The chapter has organized a women’s float for the past three years on the Green River. The chapter members help guide, shuttle, and make food for the day of fishing on the river. Last year there were 30 women that participated, 15 guides and 8 other volunteers that helped with shuttling, food and other needs.
Time marches on, things change, but the passion for the fisheries and their habitats don’t.
Scott Neff (STU Treasure – 47)
I didn’t start fishing until I was in college. After graduating, I went to work in a gold mine in Elko, Nevada. I was new to the area and new to fishing. I was looking for an opportunity to meet people that would help me become a better fisherman and show me places in northeast Nevada to fish. One day I was talking to a mechanic at the gold mine and he told me about Trout Unlimited. I went to a meeting and joined Trout Unlimited. The chapter there was very small, just a handful of people. I became the secretary of the northeast Nevada chapter after the first or second meeting I attended. That was in 1996 (I was 29 years old). I was single and didn’t have a family, so it was easy to spend time with our small chapter. I learned pretty quickly that I really enjoyed getting my feet wet and hands dirty doing the conservation projects.
About a year later I moved to Wyoming. Because of my work, I was not able to be involved with Trout Unlimited and the chapter in Green River was dormant for quite a few years. About 7 years ago I heard that the chapter was coming back to life, so I went to a few meetings. The chapter was looking for treasurer, so I volunteered. I was a bit hesitant to take the position because I was now a family man and had two young girls at home. I quickly realized that I still really liked doing conservation work. My family and I have always enjoyed doing things together outdoors. I didn’t see any reason my family shouldn’t also be involved with TU, so I started taking them with me to the TU projects. I began to recognize that being involve in TU leadership was creating great opportunities for me to do conservation work, and fish with great people in southwest Wyoming, and do it all with my family.
As a leader in TU, I have been able to create opportunities to teach my girls the value of working hard to protect the things we love. As a result of my involvement in the Seedskadee Chapter of Trout Unlimited, my youngest daughter was the first recipient of the Wyoming Youth Fishing Challenge in Southwest Wyoming. As a freshman in high school, my oldest daughter volunteered to be a project lead for a project on a very small stream south of Rock Springs that has a wild population of pure Colorado River cutthroat. This project, and her interaction with the great people in TU, has inspired her to want to be a wildlife biologist. She was selected to attend the 2017 TU Teen Summit and now is a member of the TU Youth Leadership Council.

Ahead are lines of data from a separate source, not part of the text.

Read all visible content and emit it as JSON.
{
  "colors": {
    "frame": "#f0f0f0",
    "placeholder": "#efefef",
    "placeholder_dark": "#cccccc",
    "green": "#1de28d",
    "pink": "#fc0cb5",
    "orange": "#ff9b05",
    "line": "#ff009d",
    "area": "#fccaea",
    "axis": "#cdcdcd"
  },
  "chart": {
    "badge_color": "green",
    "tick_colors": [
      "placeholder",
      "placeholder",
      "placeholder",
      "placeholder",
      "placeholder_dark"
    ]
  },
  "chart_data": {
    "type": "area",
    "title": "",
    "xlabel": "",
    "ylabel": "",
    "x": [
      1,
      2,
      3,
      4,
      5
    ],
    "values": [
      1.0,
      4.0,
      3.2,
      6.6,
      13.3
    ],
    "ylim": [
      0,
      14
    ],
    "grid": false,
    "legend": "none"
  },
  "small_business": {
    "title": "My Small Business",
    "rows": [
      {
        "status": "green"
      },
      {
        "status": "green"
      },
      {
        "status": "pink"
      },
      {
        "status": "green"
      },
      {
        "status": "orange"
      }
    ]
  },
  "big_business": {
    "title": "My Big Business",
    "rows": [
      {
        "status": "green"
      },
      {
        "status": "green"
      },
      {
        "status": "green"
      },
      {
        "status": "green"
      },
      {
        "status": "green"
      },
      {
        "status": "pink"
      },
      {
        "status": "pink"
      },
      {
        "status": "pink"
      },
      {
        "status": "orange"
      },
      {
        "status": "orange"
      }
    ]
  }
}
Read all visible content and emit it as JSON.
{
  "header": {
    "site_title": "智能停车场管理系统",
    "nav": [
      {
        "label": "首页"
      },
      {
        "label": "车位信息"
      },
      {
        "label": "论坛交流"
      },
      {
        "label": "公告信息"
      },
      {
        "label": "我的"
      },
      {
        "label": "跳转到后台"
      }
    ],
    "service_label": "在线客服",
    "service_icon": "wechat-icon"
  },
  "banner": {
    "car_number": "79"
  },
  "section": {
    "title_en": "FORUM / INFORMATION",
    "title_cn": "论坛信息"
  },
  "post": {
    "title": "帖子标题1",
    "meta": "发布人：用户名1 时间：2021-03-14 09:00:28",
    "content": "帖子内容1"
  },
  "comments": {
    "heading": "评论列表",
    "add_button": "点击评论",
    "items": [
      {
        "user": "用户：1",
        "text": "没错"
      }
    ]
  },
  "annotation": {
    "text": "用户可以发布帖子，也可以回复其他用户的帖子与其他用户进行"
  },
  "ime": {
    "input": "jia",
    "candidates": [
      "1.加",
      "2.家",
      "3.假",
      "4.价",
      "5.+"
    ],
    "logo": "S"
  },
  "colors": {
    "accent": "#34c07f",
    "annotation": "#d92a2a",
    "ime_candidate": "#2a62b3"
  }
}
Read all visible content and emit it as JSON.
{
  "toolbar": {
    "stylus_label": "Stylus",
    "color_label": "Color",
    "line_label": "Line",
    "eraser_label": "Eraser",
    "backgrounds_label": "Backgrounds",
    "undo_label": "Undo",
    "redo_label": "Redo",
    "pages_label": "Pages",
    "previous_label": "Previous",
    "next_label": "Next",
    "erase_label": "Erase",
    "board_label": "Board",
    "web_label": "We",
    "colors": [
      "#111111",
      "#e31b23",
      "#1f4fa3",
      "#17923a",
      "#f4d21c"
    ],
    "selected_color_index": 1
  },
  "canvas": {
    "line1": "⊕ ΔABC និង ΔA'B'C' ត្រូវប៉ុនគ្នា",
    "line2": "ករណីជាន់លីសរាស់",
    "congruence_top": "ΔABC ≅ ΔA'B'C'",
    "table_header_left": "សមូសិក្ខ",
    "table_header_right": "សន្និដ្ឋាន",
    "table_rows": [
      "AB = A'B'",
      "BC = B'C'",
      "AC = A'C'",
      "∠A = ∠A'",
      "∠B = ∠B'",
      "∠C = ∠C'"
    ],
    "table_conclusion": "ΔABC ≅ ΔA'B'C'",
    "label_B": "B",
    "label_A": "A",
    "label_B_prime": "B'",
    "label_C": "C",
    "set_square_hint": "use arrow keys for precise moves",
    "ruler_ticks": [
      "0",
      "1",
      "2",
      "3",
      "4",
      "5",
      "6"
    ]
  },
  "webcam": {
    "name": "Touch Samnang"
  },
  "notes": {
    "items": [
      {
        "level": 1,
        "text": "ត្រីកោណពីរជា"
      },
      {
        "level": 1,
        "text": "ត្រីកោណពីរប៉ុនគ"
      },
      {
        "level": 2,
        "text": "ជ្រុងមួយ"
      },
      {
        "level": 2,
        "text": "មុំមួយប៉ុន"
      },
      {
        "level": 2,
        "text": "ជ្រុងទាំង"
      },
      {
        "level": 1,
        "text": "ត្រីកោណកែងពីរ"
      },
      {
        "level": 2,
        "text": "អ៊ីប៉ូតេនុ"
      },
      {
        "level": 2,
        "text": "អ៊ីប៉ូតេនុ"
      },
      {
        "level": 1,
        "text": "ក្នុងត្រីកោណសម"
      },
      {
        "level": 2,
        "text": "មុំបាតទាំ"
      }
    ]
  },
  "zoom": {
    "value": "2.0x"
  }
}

My involvement as a leader in Trout Unlimited has enriched my life in ways I could have never imagined. But it was up to me to make the choice to get involved, stay involved, and get my family involved.